Another point of interest for developers is the app’s use of WebAuthenticationBroker, SaveFilePicker, and FolderPicker. These classes are implemented in WinRT in Windows and on the phone, but they work very differently on the two platforms. Specifically, brokers and pickers on the phone rely on a continuation pattern that means the app is deactivated (and possibly terminated) while a broker or picker is displayed. Jeffrey Richter blogged about this a while back and offered some cool helper classes to abstract the differences. Among other things, the continuation pattern means you’d better be serious about writing code to save and restore the state of the app in the event of suspension and termination, because if your app is indeed terminated while a broker or picker is displayed, the user is going to be pretty unhappy when the app is reactivated.

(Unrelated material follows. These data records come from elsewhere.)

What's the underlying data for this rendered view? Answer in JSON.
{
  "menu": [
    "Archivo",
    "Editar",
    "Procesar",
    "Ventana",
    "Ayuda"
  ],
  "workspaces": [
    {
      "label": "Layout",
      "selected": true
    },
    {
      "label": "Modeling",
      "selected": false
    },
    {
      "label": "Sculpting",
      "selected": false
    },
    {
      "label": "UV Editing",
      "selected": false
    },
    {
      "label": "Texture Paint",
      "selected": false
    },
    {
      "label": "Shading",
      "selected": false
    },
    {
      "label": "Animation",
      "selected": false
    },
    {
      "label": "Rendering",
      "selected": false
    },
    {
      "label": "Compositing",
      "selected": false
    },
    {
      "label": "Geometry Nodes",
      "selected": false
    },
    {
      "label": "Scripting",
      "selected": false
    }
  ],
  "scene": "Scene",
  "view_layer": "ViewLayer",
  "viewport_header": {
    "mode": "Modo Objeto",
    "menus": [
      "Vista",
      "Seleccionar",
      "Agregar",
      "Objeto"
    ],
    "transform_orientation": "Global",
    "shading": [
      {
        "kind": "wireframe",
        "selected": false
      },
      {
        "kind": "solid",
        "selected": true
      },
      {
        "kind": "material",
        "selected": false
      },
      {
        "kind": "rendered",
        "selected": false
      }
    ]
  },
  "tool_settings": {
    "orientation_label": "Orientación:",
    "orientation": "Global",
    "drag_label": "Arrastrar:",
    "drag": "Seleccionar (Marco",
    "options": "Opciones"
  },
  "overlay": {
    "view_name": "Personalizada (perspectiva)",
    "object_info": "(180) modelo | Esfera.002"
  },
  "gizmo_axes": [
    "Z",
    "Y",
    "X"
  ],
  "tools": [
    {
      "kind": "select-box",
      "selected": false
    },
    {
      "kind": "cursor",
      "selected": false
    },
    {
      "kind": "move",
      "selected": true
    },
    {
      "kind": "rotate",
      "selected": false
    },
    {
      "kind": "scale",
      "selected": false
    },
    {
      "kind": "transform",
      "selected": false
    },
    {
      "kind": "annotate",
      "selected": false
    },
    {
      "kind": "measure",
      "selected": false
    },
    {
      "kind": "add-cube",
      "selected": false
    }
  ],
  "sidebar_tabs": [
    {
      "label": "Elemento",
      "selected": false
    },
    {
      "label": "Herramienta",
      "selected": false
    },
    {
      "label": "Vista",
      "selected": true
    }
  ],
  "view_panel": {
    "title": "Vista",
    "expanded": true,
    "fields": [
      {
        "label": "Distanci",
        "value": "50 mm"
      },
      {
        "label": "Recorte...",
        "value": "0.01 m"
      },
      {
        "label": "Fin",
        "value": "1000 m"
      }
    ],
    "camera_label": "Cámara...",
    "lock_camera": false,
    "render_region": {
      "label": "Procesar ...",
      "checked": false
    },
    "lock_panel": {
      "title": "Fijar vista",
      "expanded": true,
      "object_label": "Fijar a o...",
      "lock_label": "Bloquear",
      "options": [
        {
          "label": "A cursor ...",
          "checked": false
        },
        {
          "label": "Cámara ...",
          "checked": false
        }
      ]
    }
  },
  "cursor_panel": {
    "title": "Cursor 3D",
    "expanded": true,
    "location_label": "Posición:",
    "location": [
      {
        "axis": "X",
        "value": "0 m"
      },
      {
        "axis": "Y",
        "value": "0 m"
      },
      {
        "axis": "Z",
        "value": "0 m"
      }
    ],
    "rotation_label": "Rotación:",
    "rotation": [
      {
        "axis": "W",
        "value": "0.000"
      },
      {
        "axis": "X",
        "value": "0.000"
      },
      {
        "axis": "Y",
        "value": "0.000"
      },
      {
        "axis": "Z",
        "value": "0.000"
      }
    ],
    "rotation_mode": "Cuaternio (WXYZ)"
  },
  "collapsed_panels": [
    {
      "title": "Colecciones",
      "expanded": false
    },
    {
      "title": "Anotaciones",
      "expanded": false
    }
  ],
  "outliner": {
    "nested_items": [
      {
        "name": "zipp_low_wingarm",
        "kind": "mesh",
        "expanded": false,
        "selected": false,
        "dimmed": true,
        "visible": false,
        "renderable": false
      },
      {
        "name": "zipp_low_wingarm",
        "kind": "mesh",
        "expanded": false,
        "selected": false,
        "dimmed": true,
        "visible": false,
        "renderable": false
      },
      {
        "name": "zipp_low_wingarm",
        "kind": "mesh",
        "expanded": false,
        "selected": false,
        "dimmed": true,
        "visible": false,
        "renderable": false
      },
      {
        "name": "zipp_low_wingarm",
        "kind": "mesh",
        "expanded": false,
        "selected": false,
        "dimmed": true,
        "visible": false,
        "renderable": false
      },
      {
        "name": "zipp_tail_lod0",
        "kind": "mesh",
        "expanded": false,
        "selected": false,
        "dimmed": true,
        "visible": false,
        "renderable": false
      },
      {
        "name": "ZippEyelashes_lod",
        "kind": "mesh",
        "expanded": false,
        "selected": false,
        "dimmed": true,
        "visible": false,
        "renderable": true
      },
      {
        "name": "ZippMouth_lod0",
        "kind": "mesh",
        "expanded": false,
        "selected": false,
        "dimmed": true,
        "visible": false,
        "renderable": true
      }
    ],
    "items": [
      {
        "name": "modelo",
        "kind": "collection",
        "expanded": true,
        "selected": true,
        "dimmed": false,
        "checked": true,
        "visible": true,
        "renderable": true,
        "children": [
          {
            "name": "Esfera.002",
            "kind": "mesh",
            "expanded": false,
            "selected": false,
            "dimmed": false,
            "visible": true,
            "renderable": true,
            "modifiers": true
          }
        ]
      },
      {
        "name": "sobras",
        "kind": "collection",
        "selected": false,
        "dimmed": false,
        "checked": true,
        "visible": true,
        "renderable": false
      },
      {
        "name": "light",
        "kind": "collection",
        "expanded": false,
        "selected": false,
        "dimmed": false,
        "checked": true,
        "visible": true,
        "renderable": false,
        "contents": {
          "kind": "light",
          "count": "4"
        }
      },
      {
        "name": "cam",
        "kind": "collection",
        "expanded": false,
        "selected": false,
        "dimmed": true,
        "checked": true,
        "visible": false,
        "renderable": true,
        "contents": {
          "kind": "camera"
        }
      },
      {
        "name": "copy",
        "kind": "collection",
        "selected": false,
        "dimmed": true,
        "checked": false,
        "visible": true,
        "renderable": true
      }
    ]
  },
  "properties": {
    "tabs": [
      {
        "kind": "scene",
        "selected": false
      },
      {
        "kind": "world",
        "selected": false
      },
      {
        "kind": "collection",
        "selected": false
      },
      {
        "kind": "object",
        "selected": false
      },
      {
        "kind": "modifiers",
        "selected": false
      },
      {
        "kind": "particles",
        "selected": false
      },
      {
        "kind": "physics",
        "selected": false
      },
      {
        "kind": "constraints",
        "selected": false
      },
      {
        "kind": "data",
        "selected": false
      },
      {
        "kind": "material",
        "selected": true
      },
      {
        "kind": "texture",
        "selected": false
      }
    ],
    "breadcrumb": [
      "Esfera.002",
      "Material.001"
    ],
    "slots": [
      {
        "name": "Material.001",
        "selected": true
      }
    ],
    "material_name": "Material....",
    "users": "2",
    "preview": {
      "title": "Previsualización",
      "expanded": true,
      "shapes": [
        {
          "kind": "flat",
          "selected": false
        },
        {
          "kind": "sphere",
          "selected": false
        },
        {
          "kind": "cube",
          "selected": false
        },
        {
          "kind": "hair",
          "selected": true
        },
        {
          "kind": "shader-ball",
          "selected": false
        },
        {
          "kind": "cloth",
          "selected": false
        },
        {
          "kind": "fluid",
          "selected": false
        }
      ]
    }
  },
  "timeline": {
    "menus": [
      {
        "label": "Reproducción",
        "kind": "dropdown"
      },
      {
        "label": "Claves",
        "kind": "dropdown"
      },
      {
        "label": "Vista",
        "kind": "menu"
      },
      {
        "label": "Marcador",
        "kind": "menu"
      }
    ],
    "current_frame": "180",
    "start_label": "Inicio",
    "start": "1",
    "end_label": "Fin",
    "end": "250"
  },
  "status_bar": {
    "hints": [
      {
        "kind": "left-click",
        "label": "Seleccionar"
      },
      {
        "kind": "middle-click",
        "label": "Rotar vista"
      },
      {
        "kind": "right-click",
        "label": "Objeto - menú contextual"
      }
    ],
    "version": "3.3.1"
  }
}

You can download the source code for Pic Me from my OneDrive. Be aware that the source code will probably change some as I do further testing and make last-minute tweaks, and I still need to come up with some unique imagery to brand the app. (When the final code is ready, I’ll refresh the download so you’ll have the latest and greatest bits.) Meanwhile, if you’re a developer, let me know if you find any bugs. I’ve spent quite a bit of time testing the edge cases (e.g., your Internet connection failing at just the wrong time, or an OAuth token expiring in the middle of a series of calls to Facebook’s cloud APIs) and working around quirks in the API (why in the world does WebAuthenticationBroker on Windows throw a FileNotFound exception if you fire it up without an Internet connection and click the Back button to back out of it?), but it’s always possible I’ve missed something, and I’d appreciate hearing about it if I did. I’m interested in usability feedback, too, although I should caution you that I’ve done extensive usability testing with two experts: my daughters!